**What to produce**
Reproduce the listing exactly, keeping every word as it is.

**Data shown**
□ □ □

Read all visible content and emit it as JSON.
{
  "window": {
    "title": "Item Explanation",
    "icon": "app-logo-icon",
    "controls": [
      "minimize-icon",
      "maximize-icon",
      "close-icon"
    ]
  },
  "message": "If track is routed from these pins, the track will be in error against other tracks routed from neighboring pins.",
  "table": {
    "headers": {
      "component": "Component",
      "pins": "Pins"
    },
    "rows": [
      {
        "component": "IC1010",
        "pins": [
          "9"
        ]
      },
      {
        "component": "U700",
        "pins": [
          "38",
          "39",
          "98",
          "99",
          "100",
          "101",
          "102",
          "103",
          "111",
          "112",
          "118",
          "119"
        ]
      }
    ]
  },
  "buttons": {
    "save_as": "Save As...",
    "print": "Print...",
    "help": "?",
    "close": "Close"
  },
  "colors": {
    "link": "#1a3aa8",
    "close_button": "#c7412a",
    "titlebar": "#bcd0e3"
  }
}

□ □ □

**Exercise output**
Read all visible content and emit it as JSON.
{
  "window": {
    "title": "Item Explanation",
    "icon": "app-logo-icon",
    "controls": [
      "minimize-icon",
      "maximize-icon",
      "close-icon"
    ]
  },
  "message": "If track is routed from these pins, the track will be in error against other tracks routed from neighboring pins.",
  "table": {
    "headers": {
      "component": "Component",
      "pins": "Pins"
    },
    "rows": [
      {
        "component": "IC1010",
        "pins": [
          "9"
        ]
      },
      {
        "component": "U700",
        "pins": [
          "38",
          "39",
          "98",
          "99",
          "100",
          "101",
          "102",
          "103",
          "111",
          "112",
          "118",
          "119"
        ]
      }
    ]
  },
  "buttons": {
    "save_as": "Save As...",
    "print": "Print...",
    "help": "?",
    "close": "Close"
  },
  "colors": {
    "link": "#1a3aa8",
    "close_button": "#c7412a",
    "titlebar": "#bcd0e3"
  }
}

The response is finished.